=== Section Start ===

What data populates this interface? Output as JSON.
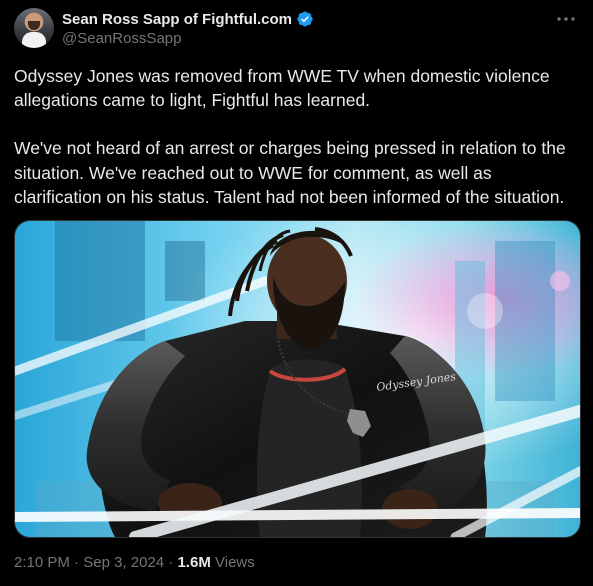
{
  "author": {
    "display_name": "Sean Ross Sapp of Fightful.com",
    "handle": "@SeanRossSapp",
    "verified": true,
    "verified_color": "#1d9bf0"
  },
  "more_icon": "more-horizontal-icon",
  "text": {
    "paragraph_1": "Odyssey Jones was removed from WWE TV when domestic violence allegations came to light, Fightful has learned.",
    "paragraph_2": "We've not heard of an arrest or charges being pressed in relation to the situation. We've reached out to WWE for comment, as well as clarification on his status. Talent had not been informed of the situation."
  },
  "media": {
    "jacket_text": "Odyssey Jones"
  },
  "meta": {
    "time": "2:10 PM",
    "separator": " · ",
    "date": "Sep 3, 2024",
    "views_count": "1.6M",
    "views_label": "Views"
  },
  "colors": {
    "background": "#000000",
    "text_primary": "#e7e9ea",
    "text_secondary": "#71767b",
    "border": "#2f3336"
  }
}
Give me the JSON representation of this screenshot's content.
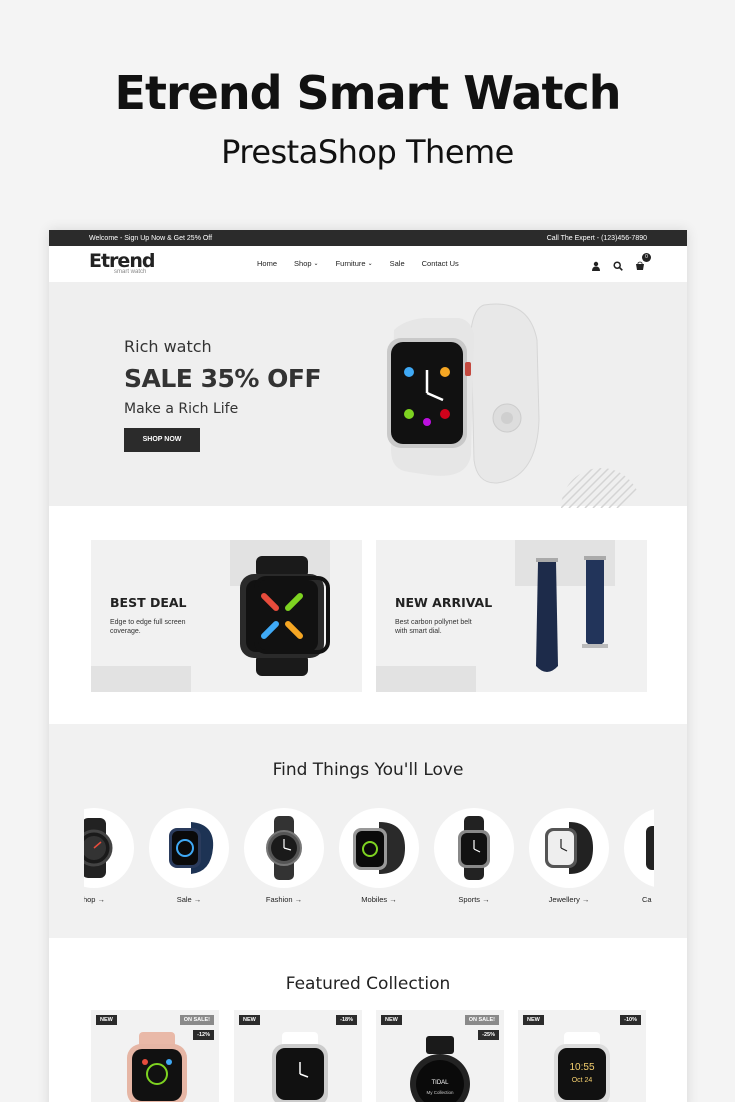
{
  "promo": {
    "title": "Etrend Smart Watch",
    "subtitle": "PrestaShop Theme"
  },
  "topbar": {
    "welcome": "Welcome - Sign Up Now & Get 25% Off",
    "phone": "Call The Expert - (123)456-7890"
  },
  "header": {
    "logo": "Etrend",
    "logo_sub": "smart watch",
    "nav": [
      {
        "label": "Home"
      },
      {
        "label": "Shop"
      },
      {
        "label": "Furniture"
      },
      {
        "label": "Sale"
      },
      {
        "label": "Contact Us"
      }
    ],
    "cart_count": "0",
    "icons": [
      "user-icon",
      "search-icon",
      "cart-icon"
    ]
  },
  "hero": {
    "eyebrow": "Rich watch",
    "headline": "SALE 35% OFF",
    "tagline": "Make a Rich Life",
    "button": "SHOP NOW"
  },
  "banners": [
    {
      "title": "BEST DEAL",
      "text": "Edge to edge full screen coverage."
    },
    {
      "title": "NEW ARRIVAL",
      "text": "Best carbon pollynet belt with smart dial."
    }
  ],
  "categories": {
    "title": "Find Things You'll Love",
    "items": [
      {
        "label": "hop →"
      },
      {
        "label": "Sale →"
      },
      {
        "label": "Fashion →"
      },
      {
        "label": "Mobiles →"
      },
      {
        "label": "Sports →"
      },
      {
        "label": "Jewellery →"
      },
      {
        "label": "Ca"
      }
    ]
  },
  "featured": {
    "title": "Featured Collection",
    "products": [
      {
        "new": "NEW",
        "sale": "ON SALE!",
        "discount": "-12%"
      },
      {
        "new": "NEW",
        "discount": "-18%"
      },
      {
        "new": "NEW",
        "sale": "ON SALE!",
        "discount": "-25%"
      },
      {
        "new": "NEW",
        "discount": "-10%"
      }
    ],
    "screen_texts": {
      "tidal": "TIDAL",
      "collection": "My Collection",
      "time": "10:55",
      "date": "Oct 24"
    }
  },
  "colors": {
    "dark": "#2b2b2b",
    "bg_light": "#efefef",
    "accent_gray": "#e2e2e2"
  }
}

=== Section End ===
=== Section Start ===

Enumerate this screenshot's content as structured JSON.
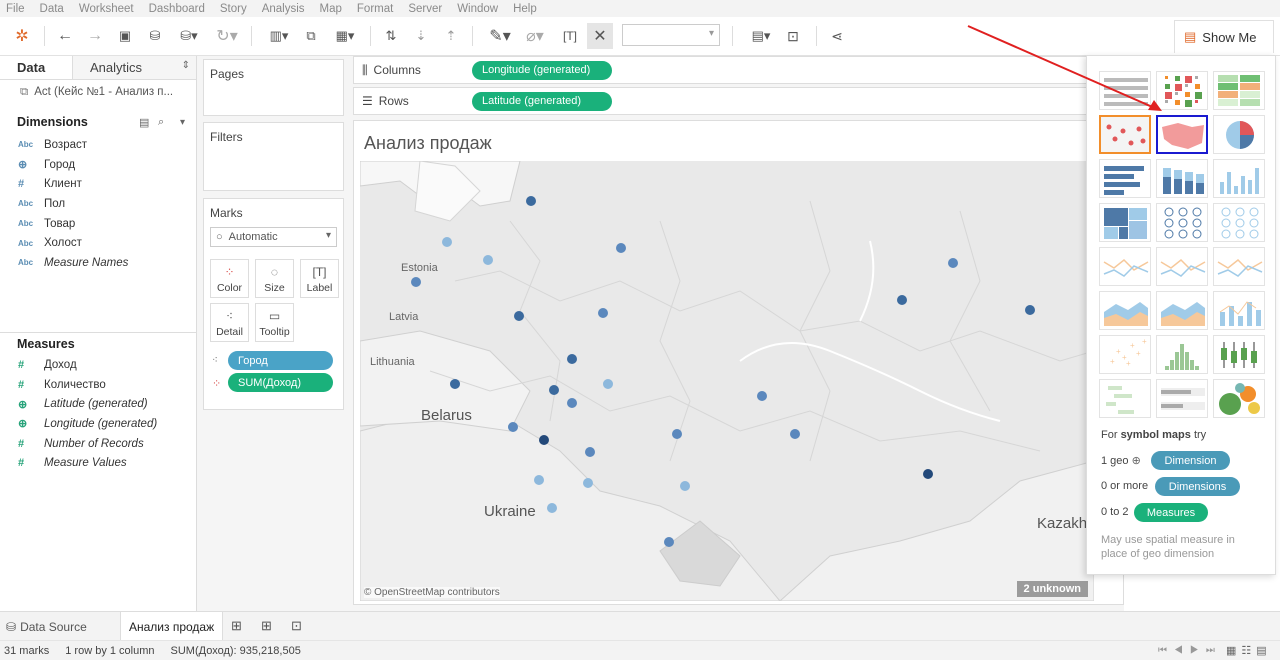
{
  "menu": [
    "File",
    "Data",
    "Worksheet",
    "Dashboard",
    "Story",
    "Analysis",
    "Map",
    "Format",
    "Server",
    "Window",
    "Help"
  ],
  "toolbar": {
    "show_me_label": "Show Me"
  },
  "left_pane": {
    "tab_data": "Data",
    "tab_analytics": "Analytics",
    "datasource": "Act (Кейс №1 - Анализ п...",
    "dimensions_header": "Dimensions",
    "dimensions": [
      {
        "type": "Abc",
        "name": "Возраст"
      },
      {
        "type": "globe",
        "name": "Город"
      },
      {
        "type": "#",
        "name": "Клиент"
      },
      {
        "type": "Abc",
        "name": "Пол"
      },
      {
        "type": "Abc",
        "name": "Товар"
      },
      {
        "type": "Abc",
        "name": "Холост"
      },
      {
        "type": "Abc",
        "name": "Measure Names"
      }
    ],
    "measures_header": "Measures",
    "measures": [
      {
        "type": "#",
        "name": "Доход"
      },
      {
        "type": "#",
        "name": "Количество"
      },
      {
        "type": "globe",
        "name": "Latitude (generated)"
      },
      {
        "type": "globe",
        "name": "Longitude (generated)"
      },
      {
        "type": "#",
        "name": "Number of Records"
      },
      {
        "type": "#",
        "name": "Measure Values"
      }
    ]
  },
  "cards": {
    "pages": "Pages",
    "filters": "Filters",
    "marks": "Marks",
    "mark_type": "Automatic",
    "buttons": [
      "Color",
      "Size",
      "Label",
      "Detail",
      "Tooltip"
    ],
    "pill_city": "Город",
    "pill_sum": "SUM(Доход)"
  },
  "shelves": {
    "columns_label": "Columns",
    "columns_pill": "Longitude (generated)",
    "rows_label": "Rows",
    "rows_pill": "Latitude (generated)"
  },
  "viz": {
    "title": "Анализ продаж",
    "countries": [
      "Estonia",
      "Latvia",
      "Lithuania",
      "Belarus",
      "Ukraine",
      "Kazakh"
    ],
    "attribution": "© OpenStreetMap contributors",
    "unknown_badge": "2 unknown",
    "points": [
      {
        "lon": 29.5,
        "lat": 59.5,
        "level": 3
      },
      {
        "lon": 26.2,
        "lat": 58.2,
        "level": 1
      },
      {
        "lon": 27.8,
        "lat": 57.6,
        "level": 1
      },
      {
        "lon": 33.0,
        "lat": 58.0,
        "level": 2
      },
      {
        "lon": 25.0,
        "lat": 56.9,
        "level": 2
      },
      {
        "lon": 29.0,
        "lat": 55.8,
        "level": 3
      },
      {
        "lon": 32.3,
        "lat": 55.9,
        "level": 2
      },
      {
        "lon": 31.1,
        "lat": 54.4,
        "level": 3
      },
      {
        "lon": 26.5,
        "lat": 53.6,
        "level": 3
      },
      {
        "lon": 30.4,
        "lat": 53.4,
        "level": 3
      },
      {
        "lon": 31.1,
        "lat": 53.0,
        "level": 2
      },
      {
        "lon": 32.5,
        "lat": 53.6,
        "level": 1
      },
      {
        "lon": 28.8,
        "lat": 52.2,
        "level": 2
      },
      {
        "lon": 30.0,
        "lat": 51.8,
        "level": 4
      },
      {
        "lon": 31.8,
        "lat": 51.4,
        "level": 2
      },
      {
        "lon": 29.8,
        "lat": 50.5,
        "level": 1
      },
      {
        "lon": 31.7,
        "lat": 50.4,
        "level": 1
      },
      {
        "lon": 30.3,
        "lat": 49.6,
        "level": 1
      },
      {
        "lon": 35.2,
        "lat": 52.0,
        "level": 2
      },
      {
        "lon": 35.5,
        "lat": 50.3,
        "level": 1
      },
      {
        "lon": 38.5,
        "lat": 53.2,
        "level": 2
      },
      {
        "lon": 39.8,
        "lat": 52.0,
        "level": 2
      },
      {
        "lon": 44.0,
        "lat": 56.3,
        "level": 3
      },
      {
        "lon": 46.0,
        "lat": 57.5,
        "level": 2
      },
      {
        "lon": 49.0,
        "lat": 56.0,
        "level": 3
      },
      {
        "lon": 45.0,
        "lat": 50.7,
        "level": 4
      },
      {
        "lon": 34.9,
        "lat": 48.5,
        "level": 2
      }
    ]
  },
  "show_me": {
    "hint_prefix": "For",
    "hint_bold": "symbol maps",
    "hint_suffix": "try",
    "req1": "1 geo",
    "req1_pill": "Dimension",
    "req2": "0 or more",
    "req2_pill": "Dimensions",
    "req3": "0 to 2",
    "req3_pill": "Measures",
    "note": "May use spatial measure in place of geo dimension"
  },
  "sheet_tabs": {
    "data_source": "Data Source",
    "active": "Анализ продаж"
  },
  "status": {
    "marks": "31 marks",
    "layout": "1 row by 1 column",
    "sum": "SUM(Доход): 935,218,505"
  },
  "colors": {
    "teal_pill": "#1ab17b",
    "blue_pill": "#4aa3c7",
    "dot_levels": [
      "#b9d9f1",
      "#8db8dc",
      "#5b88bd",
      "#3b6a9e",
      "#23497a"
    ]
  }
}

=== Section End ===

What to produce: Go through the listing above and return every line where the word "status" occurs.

Result of the exercise:
    "paragraph_2": "We've not heard of an arrest or charges being pressed in relation to the situation. We've reached out to WWE for comment, as well as clarification on his status. Talent had not been informed of the situation."
  "status": {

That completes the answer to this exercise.